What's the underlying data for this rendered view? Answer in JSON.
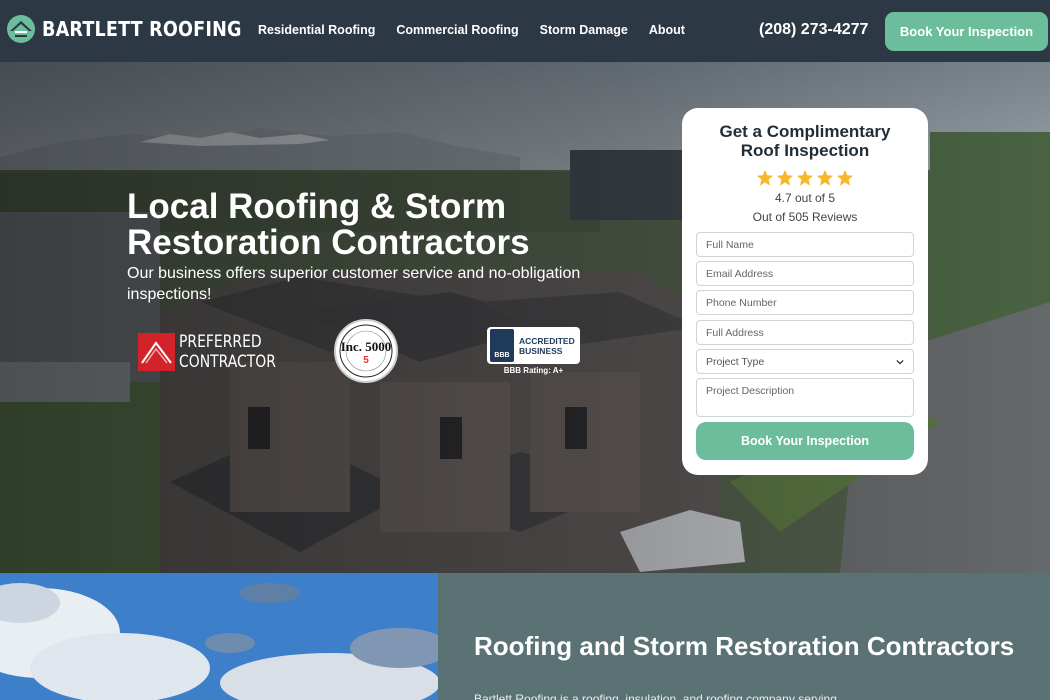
{
  "nav": {
    "brand": "BARTLETT ROOFING",
    "links": [
      "Residential Roofing",
      "Commercial Roofing",
      "Storm Damage",
      "About"
    ],
    "phone": "(208) 273-4277",
    "cta": "Book Your Inspection"
  },
  "hero": {
    "title": "Local Roofing & Storm Restoration Contractors",
    "subtitle": "Our business offers superior customer service and no-obligation inspections!",
    "badges": {
      "owens": "PREFERRED CONTRACTOR",
      "inc": "Inc. 5000",
      "bbb_label": "ACCREDITED BUSINESS",
      "bbb_logo": "BBB",
      "bbb_rating": "BBB Rating: A+"
    }
  },
  "form": {
    "title": "Get a Complimentary Roof Inspection",
    "star_count": 5,
    "rating": "4.7 out of 5",
    "reviews": "Out of 505 Reviews",
    "full_name": "Full Name",
    "email": "Email Address",
    "phone": "Phone Number",
    "address": "Full Address",
    "project_type": "Project Type",
    "description": "Project Description",
    "submit": "Book Your Inspection"
  },
  "lower": {
    "title": "Roofing and Storm Restoration Contractors",
    "body": "Bartlett Roofing is a roofing, insulation, and roofing company serving"
  },
  "colors": {
    "accent": "#6cbd9b",
    "nav_bg": "#2c3944",
    "panel": "#5b7275",
    "star": "#f5b82e"
  }
}
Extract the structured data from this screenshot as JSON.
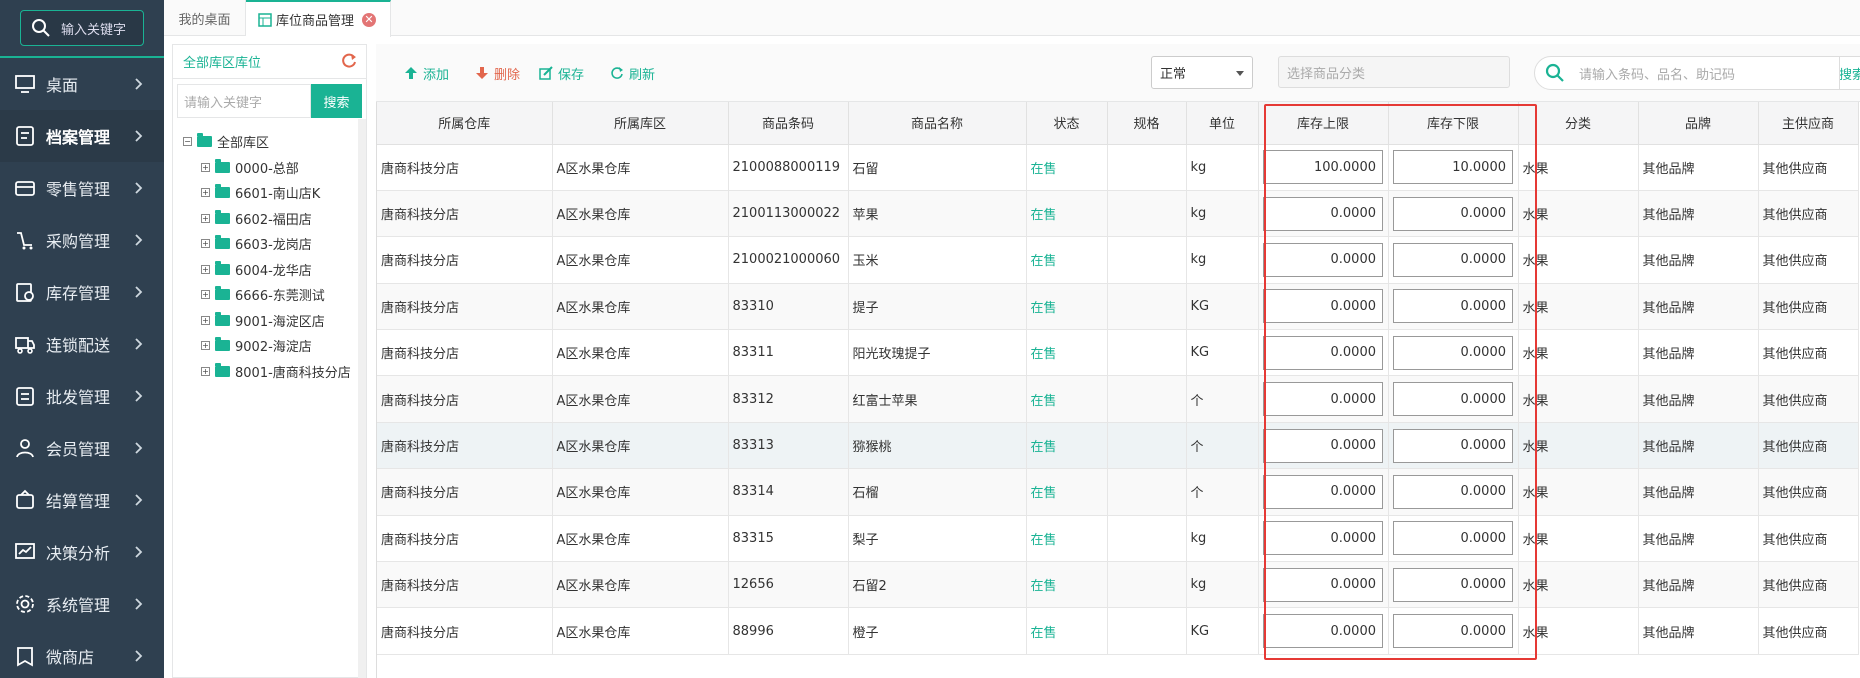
{
  "sidebar": {
    "search_placeholder": "输入关键字",
    "items": [
      {
        "label": "桌面",
        "icon": "monitor-icon"
      },
      {
        "label": "档案管理",
        "icon": "archive-icon",
        "active": true
      },
      {
        "label": "零售管理",
        "icon": "retail-icon"
      },
      {
        "label": "采购管理",
        "icon": "purchase-icon"
      },
      {
        "label": "库存管理",
        "icon": "inventory-icon"
      },
      {
        "label": "连锁配送",
        "icon": "truck-icon"
      },
      {
        "label": "批发管理",
        "icon": "wholesale-icon"
      },
      {
        "label": "会员管理",
        "icon": "member-icon"
      },
      {
        "label": "结算管理",
        "icon": "settlement-icon"
      },
      {
        "label": "决策分析",
        "icon": "chart-icon"
      },
      {
        "label": "系统管理",
        "icon": "gear-icon"
      },
      {
        "label": "微商店",
        "icon": "shop-icon"
      }
    ]
  },
  "tabs": {
    "home": "我的桌面",
    "current": "库位商品管理"
  },
  "tree": {
    "title": "全部库区库位",
    "search_placeholder": "请输入关键字",
    "search_button": "搜索",
    "root": "全部库区",
    "nodes": [
      "0000-总部",
      "6601-南山店K",
      "6602-福田店",
      "6603-龙岗店",
      "6004-龙华店",
      "6666-东莞测试",
      "9001-海淀区店",
      "9002-海淀店",
      "8001-唐商科技分店"
    ]
  },
  "toolbar": {
    "add": "添加",
    "delete": "删除",
    "save": "保存",
    "refresh": "刷新",
    "status_select": "正常",
    "category_placeholder": "选择商品分类",
    "search_placeholder": "请输入条码、品名、助记码",
    "search_button": "搜索"
  },
  "table": {
    "headers": [
      "所属仓库",
      "所属库区",
      "商品条码",
      "商品名称",
      "状态",
      "规格",
      "单位",
      "库存上限",
      "库存下限",
      "分类",
      "品牌",
      "主供应商"
    ],
    "rows": [
      [
        "唐商科技分店",
        "A区水果仓库",
        "2100088000119",
        "石留",
        "在售",
        "",
        "kg",
        "100.0000",
        "10.0000",
        "水果",
        "其他品牌",
        "其他供应商"
      ],
      [
        "唐商科技分店",
        "A区水果仓库",
        "2100113000022",
        "苹果",
        "在售",
        "",
        "kg",
        "0.0000",
        "0.0000",
        "水果",
        "其他品牌",
        "其他供应商"
      ],
      [
        "唐商科技分店",
        "A区水果仓库",
        "2100021000060",
        "玉米",
        "在售",
        "",
        "kg",
        "0.0000",
        "0.0000",
        "水果",
        "其他品牌",
        "其他供应商"
      ],
      [
        "唐商科技分店",
        "A区水果仓库",
        "83310",
        "提子",
        "在售",
        "",
        "KG",
        "0.0000",
        "0.0000",
        "水果",
        "其他品牌",
        "其他供应商"
      ],
      [
        "唐商科技分店",
        "A区水果仓库",
        "83311",
        "阳光玫瑰提子",
        "在售",
        "",
        "KG",
        "0.0000",
        "0.0000",
        "水果",
        "其他品牌",
        "其他供应商"
      ],
      [
        "唐商科技分店",
        "A区水果仓库",
        "83312",
        "红富士苹果",
        "在售",
        "",
        "个",
        "0.0000",
        "0.0000",
        "水果",
        "其他品牌",
        "其他供应商"
      ],
      [
        "唐商科技分店",
        "A区水果仓库",
        "83313",
        "猕猴桃",
        "在售",
        "",
        "个",
        "0.0000",
        "0.0000",
        "水果",
        "其他品牌",
        "其他供应商"
      ],
      [
        "唐商科技分店",
        "A区水果仓库",
        "83314",
        "石榴",
        "在售",
        "",
        "个",
        "0.0000",
        "0.0000",
        "水果",
        "其他品牌",
        "其他供应商"
      ],
      [
        "唐商科技分店",
        "A区水果仓库",
        "83315",
        "梨子",
        "在售",
        "",
        "kg",
        "0.0000",
        "0.0000",
        "水果",
        "其他品牌",
        "其他供应商"
      ],
      [
        "唐商科技分店",
        "A区水果仓库",
        "12656",
        "石留2",
        "在售",
        "",
        "kg",
        "0.0000",
        "0.0000",
        "水果",
        "其他品牌",
        "其他供应商"
      ],
      [
        "唐商科技分店",
        "A区水果仓库",
        "88996",
        "橙子",
        "在售",
        "",
        "KG",
        "0.0000",
        "0.0000",
        "水果",
        "其他品牌",
        "其他供应商"
      ]
    ]
  },
  "colors": {
    "accent": "#1ab394",
    "sidebar": "#2f4050",
    "delete": "#e2664c",
    "highlight_border": "#e53935"
  }
}
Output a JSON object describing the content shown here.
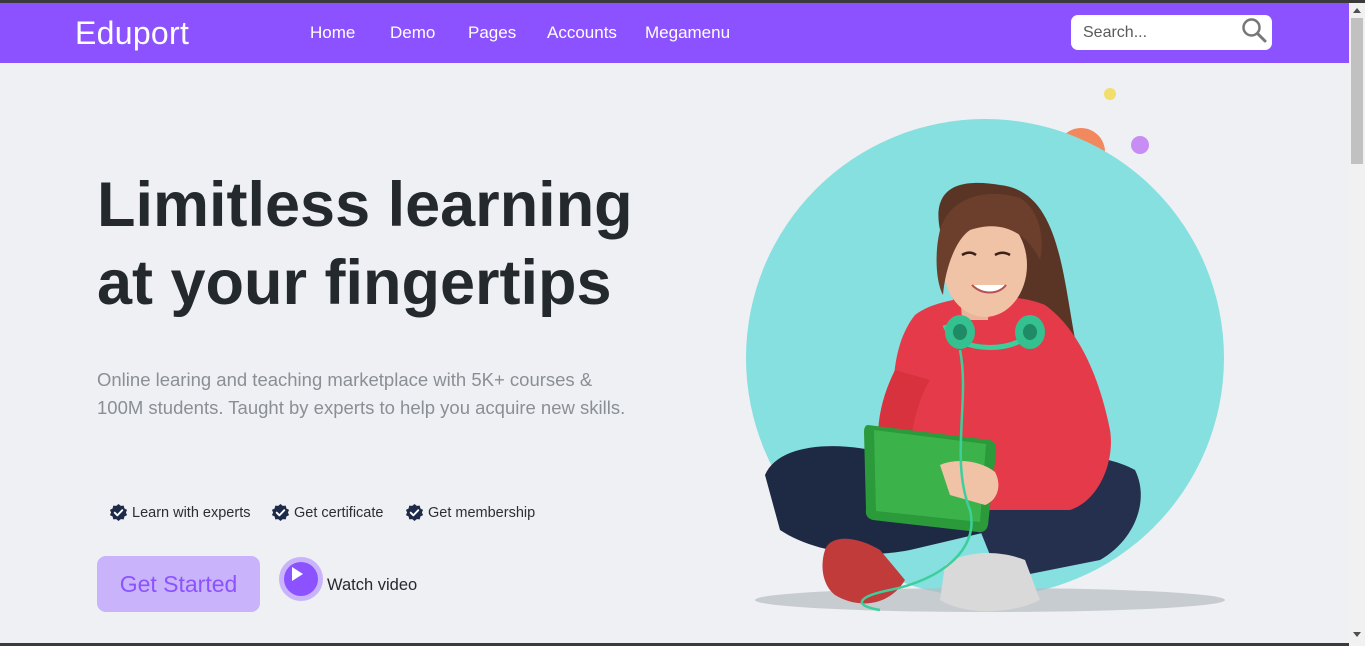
{
  "brand": {
    "name": "Eduport"
  },
  "nav": {
    "items": [
      {
        "label": "Home"
      },
      {
        "label": "Demo"
      },
      {
        "label": "Pages"
      },
      {
        "label": "Accounts"
      },
      {
        "label": "Megamenu"
      }
    ]
  },
  "search": {
    "placeholder": "Search...",
    "icon": "search-icon"
  },
  "hero": {
    "headline_line1": "Limitless learning",
    "headline_line2": "at your fingertips",
    "subtitle_line1": "Online learing and teaching marketplace with 5K+ courses &",
    "subtitle_line2": "100M students. Taught by experts to help you acquire new skills.",
    "features": [
      {
        "label": "Learn with experts",
        "icon": "check-badge-icon"
      },
      {
        "label": "Get certificate",
        "icon": "check-badge-icon"
      },
      {
        "label": "Get membership",
        "icon": "check-badge-icon"
      }
    ],
    "cta_label": "Get Started",
    "video_label": "Watch video",
    "image": "student-with-tablet-illustration"
  },
  "colors": {
    "accent": "#8c52ff",
    "accent_light": "#c9b3fb",
    "heading": "#24292d",
    "muted_text": "#8a8f96",
    "background": "#eef0f3",
    "hero_circle": "#86e0e0",
    "dot_orange": "#f2895e",
    "dot_yellow": "#f3dd6b",
    "dot_purple": "#c88cf5"
  }
}
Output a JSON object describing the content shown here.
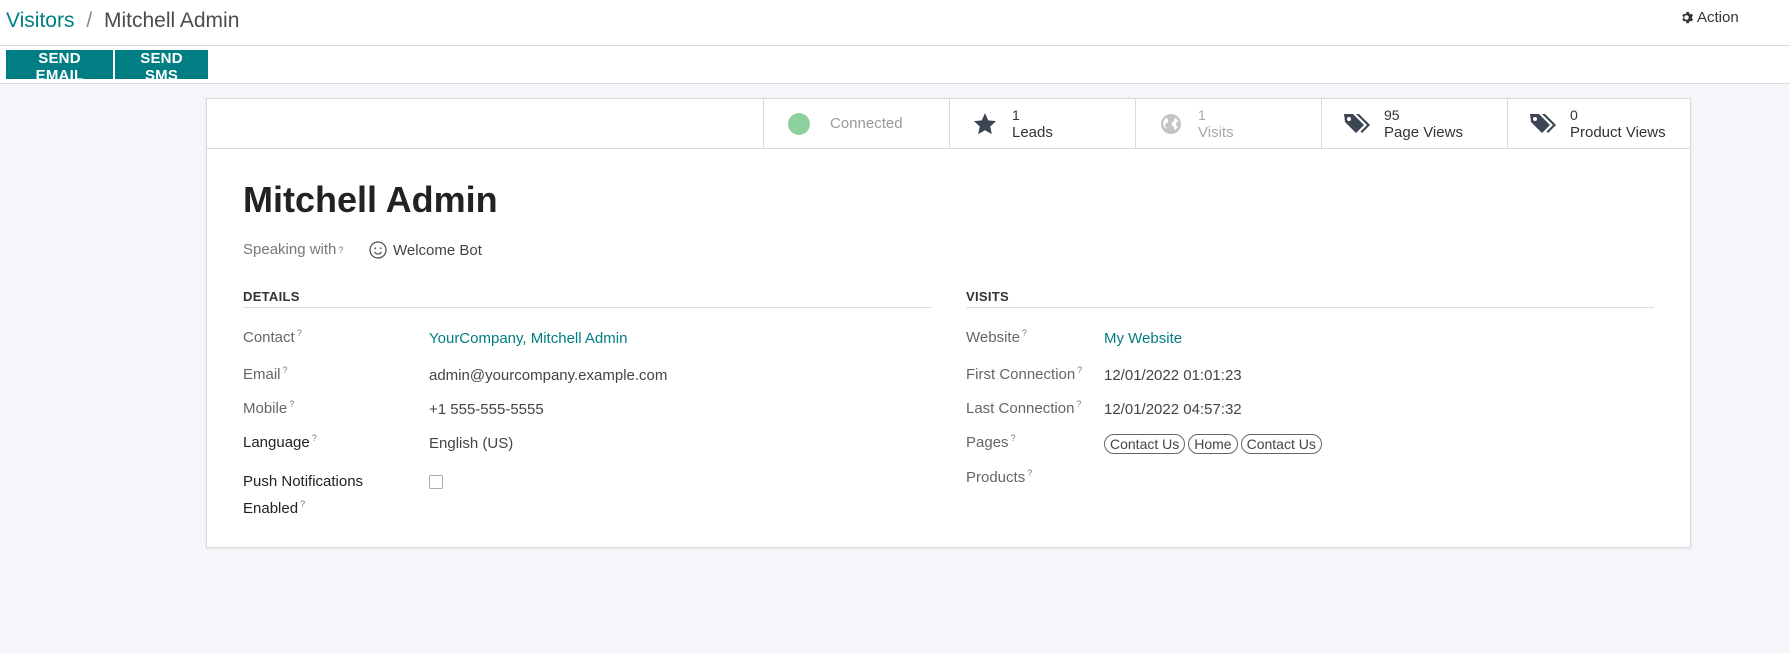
{
  "breadcrumb": {
    "parent": "Visitors",
    "separator": "/",
    "current": "Mitchell Admin"
  },
  "action": {
    "label": "Action",
    "icon": "gear-icon"
  },
  "buttons": {
    "send_email": "SEND EMAIL",
    "send_sms": "SEND SMS"
  },
  "stats": {
    "connected": {
      "label": "Connected",
      "color": "#8fd19e"
    },
    "leads": {
      "count": "1",
      "label": "Leads",
      "icon": "star-icon"
    },
    "visits": {
      "count": "1",
      "label": "Visits",
      "icon": "globe-icon"
    },
    "page_views": {
      "count": "95",
      "label": "Page Views",
      "icon": "tags-icon"
    },
    "product_views": {
      "count": "0",
      "label": "Product Views",
      "icon": "tags-icon"
    }
  },
  "record": {
    "name": "Mitchell Admin",
    "speaking_with_label": "Speaking with",
    "speaking_with_value": "Welcome Bot",
    "help_mark": "?"
  },
  "details": {
    "title": "DETAILS",
    "contact_label": "Contact",
    "contact_value": "YourCompany, Mitchell Admin",
    "email_label": "Email",
    "email_value": "admin@yourcompany.example.com",
    "mobile_label": "Mobile",
    "mobile_value": "+1 555-555-5555",
    "language_label": "Language",
    "language_value": "English (US)",
    "push_label_1": "Push Notifications",
    "push_label_2": "Enabled",
    "push_checked": false
  },
  "visits": {
    "title": "VISITS",
    "website_label": "Website",
    "website_value": "My Website",
    "first_label": "First Connection",
    "first_value": "12/01/2022 01:01:23",
    "last_label": "Last Connection",
    "last_value": "12/01/2022 04:57:32",
    "pages_label": "Pages",
    "pages": [
      "Contact Us",
      "Home",
      "Contact Us"
    ],
    "products_label": "Products"
  },
  "colors": {
    "accent": "#017e84",
    "background": "#f5f6f9"
  }
}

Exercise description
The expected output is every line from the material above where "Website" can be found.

Written solution
    "website_label": "Website",
    "website_value": "My Website",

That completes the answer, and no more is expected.